Rollercoasters also go down (the reality of investing)

If you want to get really high returns from investing, you have to find the best stocks – well, that’s the theory at least.  For the sake of argument, let’s assume that you were considering holding a concentrated investment portfolio – just a handful of truly elite companies.  Perhaps you would look at ones like Apple Inc, whose share price rocketed up from US$10 to over $100 in just 10 years.  Maybe you’d look to local superstars like Xero, whose share price rose from $1 to over $40 within seven years.

The company you select may perform well, and hopefully it will.  However you have to acknowledge the chance that it won’t.  The question is what can a badly performing share look like?  If a well diversified fund returning 5% less than the market can be considered a poor result, what about a single share?

Looking at 2015, some of the worst performing shares were in the energy sector.  Given the low oil price, this is quite logical.  An example is Chesapeake Energy, one of the largest oil and natural gas producers in the US: at the start of 2015 you could buy a share for roughly NZ$25.  By the end of 2015, that share would be worth NZ$6, a decline of three-quarters.

Another example could be Wynn Resorts, a hotel and casino operator.  A Chinese crackdown on gambling affected Wynn’s Macau casinos, and its share price fell from nearly NZ$200 at the start of the year to around NZ$100.

While holding a concentrated position in these companies would be bad enough, there are worse scenarios – consider how companies like Bear Sterns, Lehman Brothers and Enron no longer exist.

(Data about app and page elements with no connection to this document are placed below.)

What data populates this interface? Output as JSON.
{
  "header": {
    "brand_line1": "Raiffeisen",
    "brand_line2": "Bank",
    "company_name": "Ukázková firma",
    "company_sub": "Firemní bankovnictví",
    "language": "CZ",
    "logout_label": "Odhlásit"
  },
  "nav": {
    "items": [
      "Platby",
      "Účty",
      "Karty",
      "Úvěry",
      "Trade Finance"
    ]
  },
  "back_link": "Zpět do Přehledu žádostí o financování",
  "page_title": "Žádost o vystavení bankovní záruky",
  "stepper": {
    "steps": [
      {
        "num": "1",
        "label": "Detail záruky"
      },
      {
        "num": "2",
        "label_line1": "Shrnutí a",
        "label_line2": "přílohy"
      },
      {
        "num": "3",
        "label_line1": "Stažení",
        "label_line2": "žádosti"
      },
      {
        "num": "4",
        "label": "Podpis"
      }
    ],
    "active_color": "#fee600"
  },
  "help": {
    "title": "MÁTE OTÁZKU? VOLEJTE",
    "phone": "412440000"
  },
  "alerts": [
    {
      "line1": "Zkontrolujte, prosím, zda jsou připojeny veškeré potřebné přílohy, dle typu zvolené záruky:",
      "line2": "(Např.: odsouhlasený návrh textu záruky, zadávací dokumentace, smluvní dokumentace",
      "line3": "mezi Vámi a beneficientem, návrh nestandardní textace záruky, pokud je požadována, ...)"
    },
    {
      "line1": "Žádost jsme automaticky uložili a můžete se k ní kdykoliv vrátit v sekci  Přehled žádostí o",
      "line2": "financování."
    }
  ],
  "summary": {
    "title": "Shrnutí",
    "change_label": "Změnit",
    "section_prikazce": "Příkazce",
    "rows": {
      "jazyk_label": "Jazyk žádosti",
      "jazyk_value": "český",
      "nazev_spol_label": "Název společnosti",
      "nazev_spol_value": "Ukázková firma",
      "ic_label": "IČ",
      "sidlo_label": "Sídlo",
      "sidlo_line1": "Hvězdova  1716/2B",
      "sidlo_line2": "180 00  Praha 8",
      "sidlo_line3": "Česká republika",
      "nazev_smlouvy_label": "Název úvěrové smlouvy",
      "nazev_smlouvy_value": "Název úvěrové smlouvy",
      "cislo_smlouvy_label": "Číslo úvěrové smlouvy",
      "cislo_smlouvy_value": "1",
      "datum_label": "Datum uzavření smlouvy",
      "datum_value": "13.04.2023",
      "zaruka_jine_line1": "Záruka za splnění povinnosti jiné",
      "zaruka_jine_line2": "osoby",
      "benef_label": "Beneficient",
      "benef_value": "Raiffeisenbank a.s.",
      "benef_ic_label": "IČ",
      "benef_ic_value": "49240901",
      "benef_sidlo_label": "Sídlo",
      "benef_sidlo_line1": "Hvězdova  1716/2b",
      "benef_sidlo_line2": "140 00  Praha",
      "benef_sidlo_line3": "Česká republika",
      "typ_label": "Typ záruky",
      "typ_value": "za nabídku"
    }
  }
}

This is just a function of the relationship between risk and reward – if you can potentially earn high returns, there is usually a high possibility of loss.  You may be willing to accept the potential for high returns in exchange for the possibility of loss, but should you?

The first point to note is people react differently to winning and losing money.  In general, losses hurt twice as much as gains.

Secondly, consider how a significant gain affects an investor compared to a catastrophic loss, especially if they are saving for their retirement.  If that investor’s portfolio doubles in size, it will be highly appreciated and will probably allow the investor to significantly improve their lifestyle.  Maybe this would take the form of a better car, a larger house and/or longer holidays.

If that investor has the misfortune to suffer a catastrophic loss instead, the investor will be facing a very bleak retirement.  It could be the inability to own their own house, pay for suitable medical care or help their family.

The upside of such an investment (e.g. a better car or house, which could be classed as a “nice to have”) is not comparable to the downside (e.g. losing their house or being unable to afford medical care, which could be described as an essential goal).  What investors need to focus on is their ability to achieve their essential or primary goals, and only then look at other goals that have a lower priority.

So if this being the case, are you focused on your goals?  Do you know if you can achieve them?  If not, you should be talking to your financial adviser.